Other key findings from the DfE report include:
- 86% of schools reported using the premium to up skill and train existing staff.
- Changes reported by more than two thirds of schools included buying new equipment (76%), providing more extra-curricular activities (74%), and employing a new sports coach (67%).
- 70% per cent of schools reported making changes to who delivered curricular PE lessons as a result of the funding.
- Of those who had made changes to their curricular PE staffing, the use of external sport coaches had increased from 37 per cent to 82 per cent of schools, and the use of specialist PE teachers had increased from 22 per cent to 54 per cent of schools. The use of School Sport Partnerships Co-ordinators had also increased from 9 per cent to 29 per cent of schools.
- 64% per cent of schools reported making changes to who delivered their extra-curricular PE and sport as a result of the premium. Of those who had, the use of external sport coaches had increased from 56 per cent to 91 per cent of schools; and the use of specialist PE teachers from 26 per cent to 47 per cent of schools.
- The vast majority of schools (91%) reported that due to the funding there had been an increase in the quality of PE teaching, with 9 per cent reporting it had stayed the same.
Sixty-seven per cent of schools reported offering a wider range of sports during curricular time whilst 77 per cent reported doing so during extra-curricular time.

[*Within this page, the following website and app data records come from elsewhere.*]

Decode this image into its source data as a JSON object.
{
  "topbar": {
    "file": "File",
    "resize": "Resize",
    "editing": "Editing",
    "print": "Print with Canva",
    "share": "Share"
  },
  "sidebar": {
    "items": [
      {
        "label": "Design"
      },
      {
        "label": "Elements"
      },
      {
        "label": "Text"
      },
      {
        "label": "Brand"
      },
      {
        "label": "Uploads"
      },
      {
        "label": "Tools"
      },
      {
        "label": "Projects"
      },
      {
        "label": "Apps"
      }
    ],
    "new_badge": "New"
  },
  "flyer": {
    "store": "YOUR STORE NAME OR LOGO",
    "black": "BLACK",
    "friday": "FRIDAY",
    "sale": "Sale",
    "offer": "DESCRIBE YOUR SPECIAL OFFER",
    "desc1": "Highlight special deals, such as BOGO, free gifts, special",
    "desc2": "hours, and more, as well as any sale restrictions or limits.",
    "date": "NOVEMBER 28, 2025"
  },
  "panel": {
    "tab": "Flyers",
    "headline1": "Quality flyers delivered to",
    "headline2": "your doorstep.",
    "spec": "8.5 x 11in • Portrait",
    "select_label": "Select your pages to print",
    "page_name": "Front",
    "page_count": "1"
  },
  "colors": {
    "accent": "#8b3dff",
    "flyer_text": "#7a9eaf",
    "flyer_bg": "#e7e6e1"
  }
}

On average an additional three sports were offered in both curricular and extra-curricular time compared to the year prior to the premium.